Unprepared graduates are raising our costs, say employers

Kenyan employers are warning of surging business costs arising from the hiring of new under-prepared university graduates even as the country grapples with an oversupply of university leavers.

The Federation of Kenya Employers (FKE) – a lobby group for all major corporate organisations – says in its latest survey that at least 70% of entry-level recruits require a refresher course in order to start to deliver in their new jobs. As a result, they take longer than expected to become productive, nearly doubling staff costs in a majority of organisations.

“We are facing a complex situation that is increasingly driving up the cost of doing business. The university training focuses more on academic qualifications as opposed to imparting specific skills and competencies,” said Jacqueline Mugo, the executive director at FKE.

The FKE survey shows that over 90% of job seekers have more education qualifications than are required for entry-level jobs, a situation that is being driven by an oversupply of university graduates.

“If an employer advertises for a clerical job, for instance, over 60% of applicants will be graduates. This is distorting the labour markets as we end up with people hired in positions they don’t have passion for, making them less productive,” Mugo told reporters in Nairobi last week.

Kenya is producing at least 10,000 graduates annually, government data shows. Educationists and employers say there is a glaring mismatch between the country’s developmental goals and university programmes and tough decisions are needed.


“The link between academia and industry is a blurred one. Consequently, we continue to witness a skills gap,” said Professor Egara Kabaji, the founding principal at Turkana University College, a Kenyan higher education institution.

“Enduring partnerships between various agencies and universities should address this problem. We need to create synergy between universities and technical and vocational institutions,” he said.

“The nation has to deal decisively with challenges facing university education. We have to take tough and unpleasant decisions. We have to adopt proactive interventions and not knee-jerk reactions.”

Government data shows that youth unemployment hovers around 60% and remains one of the biggest obstacles to economic growth, with the potential risk of triggering social upheaval.

Policy review

Moving to address the problem, the government implemented a policy review earlier this year that will see the rationalisation of higher education institutions. Education Cabinet Secretary Amina Mohamed told the Commission for University Education, the regulator, to justify the existence of the country’s 74 universities. The cabinet secretary also wants all universities to defend their academic programmes and provide evidence of adequate staffing.

“The misadventures of Kenya’s education and training programmes are now coming to bear on the labour market. Years of unplanned education expansion, characterised by a push for numbers with academic qualifications devoid of practical skills and work ethos, have created a huge pool of unemployable graduates, which is disastrous to the economy,” the Business Daily, Kenya’s premium business newspaper, said in an editorial on the matter last week.

“The curriculum for basic education is rigidly academic and, worse, promotes memorisation and rote learning. At higher levels, it is outdated and at variance with industry dynamics.
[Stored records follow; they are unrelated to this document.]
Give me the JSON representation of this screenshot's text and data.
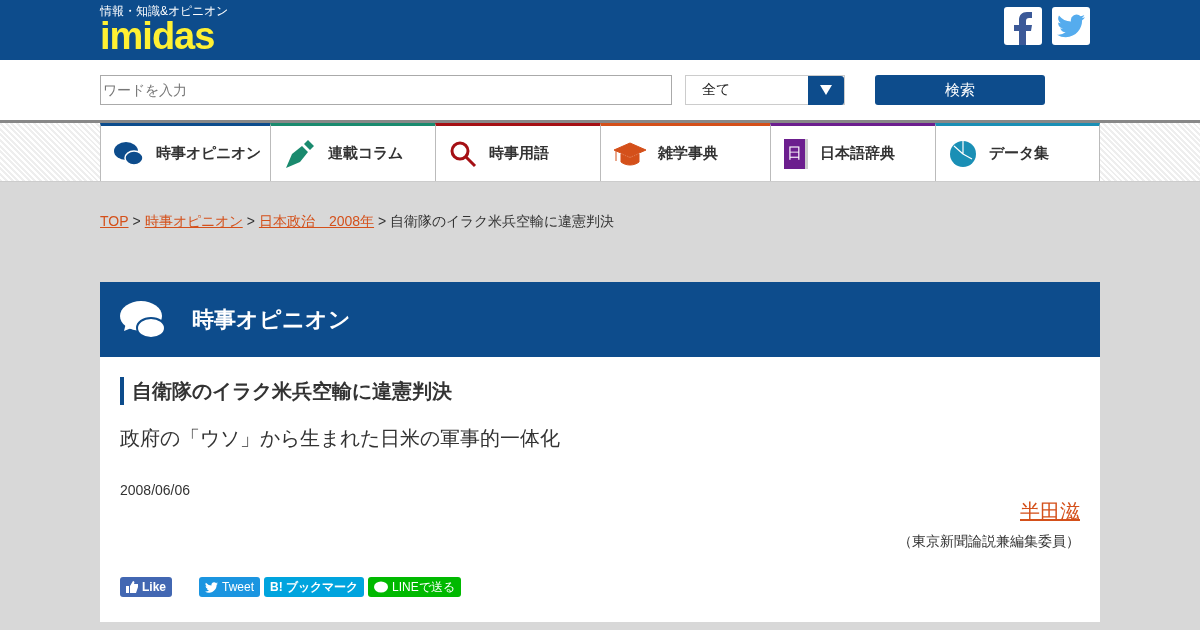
{
  "header": {
    "tagline": "情報・知識&オピニオン",
    "logo": "imidas"
  },
  "search": {
    "placeholder": "ワードを入力",
    "category": "全て",
    "button": "検索"
  },
  "nav": [
    {
      "kind": "bubbles",
      "label": "時事オピニオン",
      "color": "#0d4c8c"
    },
    {
      "kind": "pen",
      "label": "連載コラム",
      "color": "#1a8a6e"
    },
    {
      "kind": "magnifier",
      "label": "時事用語",
      "color": "#a50f14"
    },
    {
      "kind": "cap",
      "label": "雑学事典",
      "color": "#d4501a"
    },
    {
      "kind": "book",
      "label": "日本語辞典",
      "color": "#6c1e8e",
      "icon_text": "日"
    },
    {
      "kind": "pie",
      "label": "データ集",
      "color": "#1a8fb5"
    }
  ],
  "breadcrumb": {
    "separator": ">",
    "links": [
      "TOP",
      "時事オピニオン",
      "日本政治　2008年"
    ],
    "current": "自衛隊のイラク米兵空輸に違憲判決"
  },
  "section": {
    "title": "時事オピニオン"
  },
  "article": {
    "title": "自衛隊のイラク米兵空輸に違憲判決",
    "subtitle": "政府の「ウソ」から生まれた日米の軍事的一体化",
    "date": "2008/06/06",
    "author": "半田滋",
    "author_role": "（東京新聞論説兼編集委員）"
  },
  "share": [
    {
      "kind": "like",
      "label": "Like"
    },
    {
      "kind": "tweet",
      "label": "Tweet"
    },
    {
      "kind": "hatena",
      "label": "B! ブックマーク"
    },
    {
      "kind": "line",
      "label": "LINEで送る"
    }
  ]
}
“Employers are never involved in developing, implementing or assessing the curriculum. Some universities mount courses such as engineering and medicine without consulting the respective professional organisations to validate quality and relevance,” the editorial said.

Technical and vocational education

As a result of the skills gap, government is refocusing on technical and vocational education.

In his 2018-19 budget speech last week, Kenya’s National Treasury Cabinet Secretary Henry Rotich said provision of quality and relevant education and training was critical in equipping Kenyans with the skills necessary for industrialisation, adding that this would be a key focus area in the next financial year.

“For this reason, the government will focus on improving and expanding technical and vocational education and training institutes in order to equip the youth with the relevant skills necessary for industrialisation,” he told Parliament.

For the next fiscal year which begins in July, Kenya has allocated US$160 million for technical institutions, recruitment of an additional 2,000 technical training instructors, capitation grants, 15 new technical training institutes, a curriculum development assessment and certification centre, and a technical and vocational training authority. Universities have been given US$910 million while the Higher Education Loans Board will get US$96 million, Rotich said.

But Kenya could be better off than its peers in the East African region as far as quality of skills goes. The Inter-University Council for East Africa, which regulates higher education in the East African Community’s five countries – Burundi, Kenya, Rwanda, Tanzania and Uganda – said in its latest survey that most graduates are not fully prepared for the job market across the nations.

The study shows that Uganda has the worst record, with at least 63% of graduates found to lack job market skills. It is followed closely by Tanzania, where 61% of graduates were ill prepared. In Burundi and Rwanda, 55% and 52% of graduates respectively were perceived to not be competent. In Kenya, 51% of graduates were believed to be unfit for jobs.